* _Your task_
In the data below, find each line containing the string "code" and return it.
--- START ---
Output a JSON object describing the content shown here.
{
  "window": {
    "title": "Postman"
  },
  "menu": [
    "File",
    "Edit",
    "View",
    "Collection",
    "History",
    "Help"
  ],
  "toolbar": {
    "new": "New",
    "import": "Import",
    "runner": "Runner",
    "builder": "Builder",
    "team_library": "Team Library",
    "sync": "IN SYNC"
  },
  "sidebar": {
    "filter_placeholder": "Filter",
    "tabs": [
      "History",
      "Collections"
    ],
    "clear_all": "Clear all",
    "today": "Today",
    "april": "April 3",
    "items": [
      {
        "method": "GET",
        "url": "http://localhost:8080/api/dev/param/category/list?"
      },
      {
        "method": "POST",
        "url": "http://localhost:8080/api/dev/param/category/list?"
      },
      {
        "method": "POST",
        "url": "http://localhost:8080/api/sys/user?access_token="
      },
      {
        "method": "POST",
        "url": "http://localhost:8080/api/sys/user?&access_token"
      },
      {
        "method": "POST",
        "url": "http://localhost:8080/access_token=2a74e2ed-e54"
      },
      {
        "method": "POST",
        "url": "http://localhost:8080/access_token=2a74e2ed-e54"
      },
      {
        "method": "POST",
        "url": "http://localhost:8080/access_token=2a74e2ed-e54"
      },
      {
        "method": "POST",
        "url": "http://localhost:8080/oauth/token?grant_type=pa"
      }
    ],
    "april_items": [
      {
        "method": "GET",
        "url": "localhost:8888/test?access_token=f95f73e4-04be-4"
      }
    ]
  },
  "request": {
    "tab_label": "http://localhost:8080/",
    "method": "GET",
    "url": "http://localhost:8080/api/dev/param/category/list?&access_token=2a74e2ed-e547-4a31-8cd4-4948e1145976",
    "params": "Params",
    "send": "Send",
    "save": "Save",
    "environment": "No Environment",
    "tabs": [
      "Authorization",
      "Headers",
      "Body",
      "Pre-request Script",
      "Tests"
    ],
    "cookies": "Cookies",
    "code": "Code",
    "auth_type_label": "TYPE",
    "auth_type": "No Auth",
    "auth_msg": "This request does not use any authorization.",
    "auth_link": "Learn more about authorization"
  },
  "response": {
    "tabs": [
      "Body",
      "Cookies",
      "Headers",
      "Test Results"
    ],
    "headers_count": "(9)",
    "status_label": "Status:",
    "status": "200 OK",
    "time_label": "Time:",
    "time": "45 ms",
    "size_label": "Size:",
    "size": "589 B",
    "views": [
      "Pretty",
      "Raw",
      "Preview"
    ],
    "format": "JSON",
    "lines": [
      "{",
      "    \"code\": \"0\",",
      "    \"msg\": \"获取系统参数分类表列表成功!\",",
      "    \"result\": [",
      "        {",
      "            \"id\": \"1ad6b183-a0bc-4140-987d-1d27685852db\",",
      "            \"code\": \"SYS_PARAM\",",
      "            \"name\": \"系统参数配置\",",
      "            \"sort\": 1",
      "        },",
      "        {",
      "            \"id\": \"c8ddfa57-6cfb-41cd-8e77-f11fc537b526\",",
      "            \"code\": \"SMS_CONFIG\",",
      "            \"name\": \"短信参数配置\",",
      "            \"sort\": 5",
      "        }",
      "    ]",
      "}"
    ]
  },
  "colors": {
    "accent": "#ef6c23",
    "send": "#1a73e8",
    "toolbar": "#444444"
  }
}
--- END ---
* _Written solution_
    "code": "Code",
      "    \"code\": \"0\",",
      "            \"code\": \"SYS_PARAM\",",
      "            \"code\": \"SMS_CONFIG\",",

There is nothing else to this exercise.